  9. Wait for the Virtual Machine status to change to RegisteredRegistering Azure VirtualMachines For ProtectionRegistered Azure VirtualMachine For Protection
  1. Click ProtectProtect Azure Virtual Machine
  2. Choose the virtual machine you just registered.Selec tAzure Virtual Machine For Protection
  3. Choose the Default Policy Settings or configure your own and click Finish

 

We use Microsoft’s AzCopy to move large amounts of data from external sources into Microsoft Azure Storage.

The typical scenario for us is a customer who is moving onto an Azure Virtual Machine, and wants their data stored on that machine.

AzCopy is a versatile command line utility that allows you to move files from another PC or Server into Azure Storage, and then into your Azure virtual machine.

When migrating data to an Azure VM, the solution looks like this:Azcopy Process to Move Data Into Azure

To get started, you need to install AzCopy from here.
Next, create an Azure Storage Account. You can do this in either the old portal or the new portal.
Once you’ve created a storage account, you’ll need to create a storage container. Here is a quick guide for the old portal and the new portal.

Now that you’ve installed AzCopy, created a storage account and a container, you can put together your AzCopy commands. Typically you’ll create two commands, one that uploads your data into Azure Storage, and the other downloads your data from Azure Storage into your Azure Virtual Machine.

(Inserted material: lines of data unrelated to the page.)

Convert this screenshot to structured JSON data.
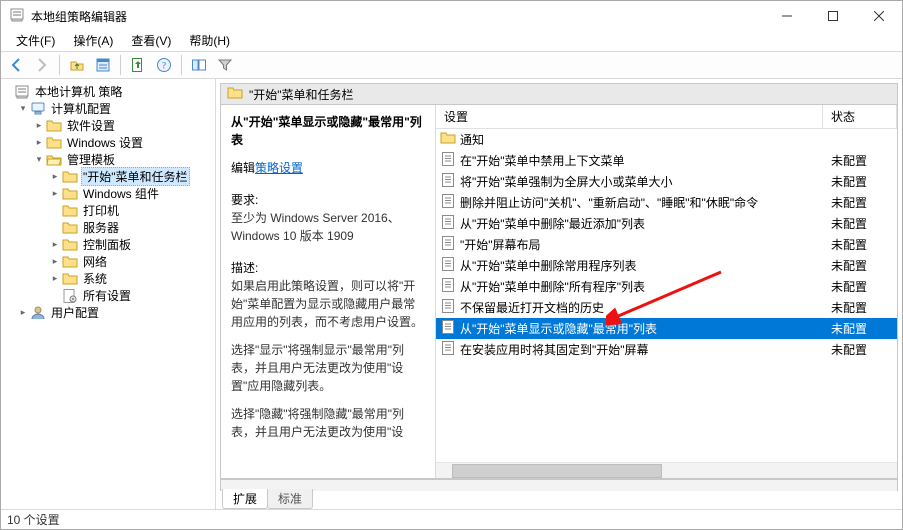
{
  "window": {
    "title": "本地组策略编辑器"
  },
  "menubar": {
    "file": "文件(F)",
    "action": "操作(A)",
    "view": "查看(V)",
    "help": "帮助(H)"
  },
  "tree": {
    "root": "本地计算机 策略",
    "computer_config": "计算机配置",
    "software_settings": "软件设置",
    "windows_settings": "Windows 设置",
    "admin_templates": "管理模板",
    "start_taskbar": "\"开始\"菜单和任务栏",
    "windows_components": "Windows 组件",
    "printers": "打印机",
    "server": "服务器",
    "control_panel": "控制面板",
    "network": "网络",
    "system": "系统",
    "all_settings": "所有设置",
    "user_config": "用户配置"
  },
  "content": {
    "breadcrumb": "\"开始\"菜单和任务栏"
  },
  "description": {
    "title": "从\"开始\"菜单显示或隐藏\"最常用\"列表",
    "edit_prefix": "编辑",
    "edit_link": "策略设置",
    "req_label": "要求:",
    "req_text": "至少为 Windows Server 2016、Windows 10 版本 1909",
    "desc_label": "描述:",
    "desc_para1": "如果启用此策略设置，则可以将\"开始\"菜单配置为显示或隐藏用户最常用应用的列表，而不考虑用户设置。",
    "desc_para2": "选择\"显示\"将强制显示\"最常用\"列表，并且用户无法更改为使用\"设置\"应用隐藏列表。",
    "desc_para3": "选择\"隐藏\"将强制隐藏\"最常用\"列表，并且用户无法更改为使用\"设"
  },
  "list": {
    "header_setting": "设置",
    "header_status": "状态",
    "folder_row": "通知",
    "rows": [
      {
        "label": "在\"开始\"菜单中禁用上下文菜单",
        "status": "未配置"
      },
      {
        "label": "将\"开始\"菜单强制为全屏大小或菜单大小",
        "status": "未配置"
      },
      {
        "label": "删除并阻止访问\"关机\"、\"重新启动\"、\"睡眠\"和\"休眠\"命令",
        "status": "未配置"
      },
      {
        "label": "从\"开始\"菜单中删除\"最近添加\"列表",
        "status": "未配置"
      },
      {
        "label": "\"开始\"屏幕布局",
        "status": "未配置"
      },
      {
        "label": "从\"开始\"菜单中删除常用程序列表",
        "status": "未配置"
      },
      {
        "label": "从\"开始\"菜单中删除\"所有程序\"列表",
        "status": "未配置"
      },
      {
        "label": "不保留最近打开文档的历史",
        "status": "未配置"
      },
      {
        "label": "从\"开始\"菜单显示或隐藏\"最常用\"列表",
        "status": "未配置",
        "selected": true
      },
      {
        "label": "在安装应用时将其固定到\"开始\"屏幕",
        "status": "未配置"
      }
    ]
  },
  "tabs": {
    "extended": "扩展",
    "standard": "标准"
  },
  "statusbar": {
    "text": "10 个设置"
  }
}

Here’s an example that will move local data from E:\NAS into Azure Storage, and then download it to E:\NAS on the destination virtual machine:

To Azure Blob Storage

AzCopy /Source:E:\NAS /Dest:https://<storageaccountname>.blob.core.windows.net/<containername> /DestKey:<LongStorageAccountKey> /S /V:C:\temp\NASDrive.log

From Azure Blob Storage

AzCopy /Source:https://<storageaccountname>.blob.core.windows.net/<containername> /Dest:E:\NAS /SourceKey:<LongStorageAccountKey> /S /V:C:\temp\NASDrive.log

These commands will also create a log file under C:\temp\NASDrive.log

Running the AzCopy commands

Running AzCopy To Migrate Data Into Azure

Open Command Prompt and navigate to the location where AzCopy was installed. Typically this is under “C:\Program Files (x86)\Microsoft SDKs\Azure\AzCopy”

Paste in your first command and run it to start the upload. In the meantime, you can install AzCopy on the destination server.

Once the upload is complete, go to the destination server and run the second command to download the data from Azure Blob Storage.

If you experience errors

AzCopy Warning After Data Migration Into Azure

Occasionally you may experience errors in the AzCopy transfer (usually the upload), where certain files will fail. The solution for this is usually to append the /NC: parameter and run the command again. The /NC: parameter limits the number of concurrent connections to Azure storage. I usually set it to /NC:5, where 5 is the maximum number of concurrent files that will be uploaded. The upper limit of concurrent connections is 512.

Updated command for uploading to Azure Blob Storage

AzCopy /Source:E:\NAS /Dest:https://<storageaccountname>.blob.core.windows.net/<containername> /DestKey:<LongStorageAccountKey> /S /V:C:\temp\NASDrive.log /NC:5

If you’re rerunning the command, you will be asked whether you want to skip files that already exist. Choose to skip All.

Here’s the results of the second transfer.Azcopy Summary For Azure Data Migration You may notice that the number of files transferred in this image is different to the number of files that failed in the previous image. In this case, we removed some unnecessary files before restarting the upload.

AzCopy Documentation

For more information on AzCopy, see the documentation here.